Data entries
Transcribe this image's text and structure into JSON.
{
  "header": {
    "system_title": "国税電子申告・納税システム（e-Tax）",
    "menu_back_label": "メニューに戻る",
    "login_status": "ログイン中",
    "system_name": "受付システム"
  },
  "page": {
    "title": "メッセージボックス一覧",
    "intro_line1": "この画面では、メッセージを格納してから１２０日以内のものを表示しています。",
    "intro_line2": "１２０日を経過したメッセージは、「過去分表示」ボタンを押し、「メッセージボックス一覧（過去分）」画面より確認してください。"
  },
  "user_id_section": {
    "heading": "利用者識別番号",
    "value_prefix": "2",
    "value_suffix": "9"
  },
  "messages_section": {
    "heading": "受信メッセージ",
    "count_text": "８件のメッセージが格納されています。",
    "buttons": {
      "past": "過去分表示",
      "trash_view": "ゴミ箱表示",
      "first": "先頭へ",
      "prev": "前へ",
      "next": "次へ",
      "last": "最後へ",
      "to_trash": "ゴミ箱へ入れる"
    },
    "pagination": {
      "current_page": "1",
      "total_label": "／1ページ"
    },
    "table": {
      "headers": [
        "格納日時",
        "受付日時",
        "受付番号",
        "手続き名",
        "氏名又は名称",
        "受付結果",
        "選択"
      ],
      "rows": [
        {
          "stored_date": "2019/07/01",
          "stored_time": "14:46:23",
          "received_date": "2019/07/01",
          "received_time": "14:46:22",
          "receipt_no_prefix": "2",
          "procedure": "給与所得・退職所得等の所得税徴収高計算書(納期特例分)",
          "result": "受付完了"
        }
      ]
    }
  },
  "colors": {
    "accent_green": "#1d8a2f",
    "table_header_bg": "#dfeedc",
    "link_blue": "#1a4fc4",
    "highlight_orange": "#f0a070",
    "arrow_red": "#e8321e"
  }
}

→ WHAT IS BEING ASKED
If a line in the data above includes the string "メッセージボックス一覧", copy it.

→ WRITTEN SOLUTION
    "title": "メッセージボックス一覧",
    "intro_line2": "１２０日を経過したメッセージは、「過去分表示」ボタンを押し、「メッセージボックス一覧（過去分）」画面より確認してください。"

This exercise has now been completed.